By: Taariq Amod
South Africa has one of the highest dependencies of alcohol in the world – as proven across the country where long queues of people were waiting for their local liquor store to open for the first time in over two months. While alcohol consumption itself is not an evil, abuse and subsequent related social ills associated are. It is a destructive, often fatal, catalyst to many problems in this country. We can’t get rid of it or its consumption – the failure of the prohibition during the lockdown levels 5 and 4 have shown this. Something interesting, however, happened during this period – alcohol prices skyrocketed on the black market and alcohol related crimes and health cases plunged. So that begs the question – has the time come to heavily tax alcohol in South Africa as a final solution?
Advantages of raising taxes on Alcohol:
Raising taxes on alcohol will result in higher revenue being generated for the government. Already the South African government earns approximately R3 billion a month in revenue from sin taxes. However during the lockdown, the economy went into a deeper recession, and in particular lost potential sin tax revenue and other revenue from business closures or pauses. This could be the time to recoup those losses and also provide further relief for other industries through further stimulus packages.
Raising taxes could also discourage alcohol abuse – especially amongst the young and poor. Whilst people will still be able to purchase alcohol, a higher price from an increase in taxes could lead to less volumes sold and therefore less consumption. Less alcohol abuse, would lead to less alcohol-induced crimes and actions such as drunk driving, fights (that often lead to murder or serious injury), unsafe sexual activity and thereby less HIV cases to mention a few. The overall social cost of raising taxes therefore would be significantly more positive than negative.
Disadvantages of raising taxes on alcohol and possible solution:
Of course, people will say that further raising of taxes is highly unfair and costly – both in a society where one of the biggest businesses (and employers) SAB exists as well as the middle and working class consumes alcohol on a daily basis. SAB and other smaller players in the industry will lose revenue and profits which will result in more job losses and lower contributions in corporate tax to SARS. Middle and working class people could simply spend more and become increasingly debt-ridden or simply continue to use the black market to purchase the same alcohol at slightly lower prices that are not affected by regulation. Therefore, not only would a further raise be ineffective but could lead to even more problems.

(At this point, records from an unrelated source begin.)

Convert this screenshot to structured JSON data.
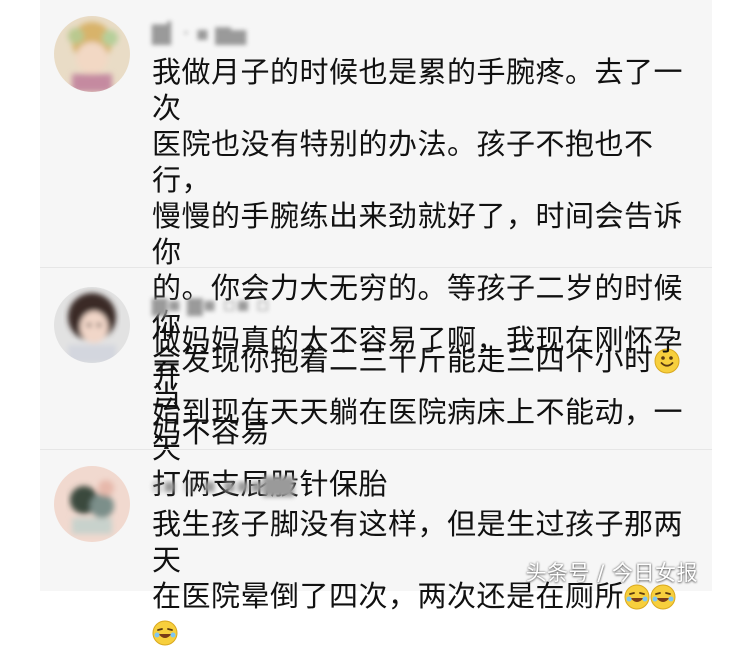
{
  "colors": {
    "panel_bg": "#f6f6f6",
    "text": "#111111",
    "username": "#9a9a9a"
  },
  "comments": [
    {
      "username": "▇▎· ▪ ▆▅",
      "avatar_icon": "blurred-avatar-icon",
      "text_lines": [
        "我做月子的时候也是累的手腕疼。去了一次",
        "医院也没有特别的办法。孩子不抱也不行，",
        "慢慢的手腕练出来劲就好了，时间会告诉你",
        "的。你会力大无穷的。等孩子二岁的时候你",
        "会发现你抱着二三十斤能走三四个小时"
      ],
      "line_5_suffix": "当",
      "line_6": "妈不容易",
      "emoji": "smile-emoji-icon"
    },
    {
      "username": "▆▪ ▆▪ ▫▪ ▫",
      "avatar_icon": "blurred-avatar-icon",
      "text_lines": [
        "做妈妈真的太不容易了啊，我现在刚怀孕开",
        "始到现在天天躺在医院病床上不能动，一天",
        "打俩支屁股针保胎"
      ]
    },
    {
      "username": "ᥲ▪ ▫ ▪ ▪▪▪▇▇",
      "avatar_icon": "blurred-avatar-icon",
      "text_lines": [
        "我生孩子脚没有这样，但是生过孩子那两天",
        "在医院晕倒了四次，两次还是在厕所"
      ],
      "emoji": "laughing-tears-emoji-icon"
    }
  ],
  "watermark": "头条号 / 今日女报"
}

If the above were true, then alcohol can be viewed more as an escape or a coping mechanism that is an intricate part of our society. In that case, it would take a lot more than simply raising taxes. Another concurrent solution needs to be considered alongside the tax proposal – legalising cannabis. There are many studies that have showed how the legalisation of cannabis has resulted in an obvious increase in its consumption but interestingly a decrease in alcohol consumption. This shows that while the legalisation may not eliminate alcohol consumption or the industry but may wean people off alcohol consumption – especially heavy drinkers who rely on alcohol as a coping mechanism and escape. South Africa, has already legalised the consumption of cannabis in private settings. Why not go one step further and legalise it to generate further revenue and employment opportunities alongside increased revenue from raising alcohol taxes.
In summary, instead of abolishing alcohol from our society we need to accept it and realise that South Africans love for alcohol will never diminish. We need to use this to combat its abuse and dependence through raising heavy taxes on it whilst also providing substitutes in the form of cannabis which is already being consumed by many South Africans. Raising taxes on alcohol and legalising cannabis in this dire economic climate might be the next logical step in a post-corona society.
Taariq Amod is the CEO and founder of Vernac News NPC, and currently resides in Johannesburg. He enjoys political and artistic types of media in written forms such as poetry and critical thinking articles and visual forms through paintings, memes and thought-provoking vlogs.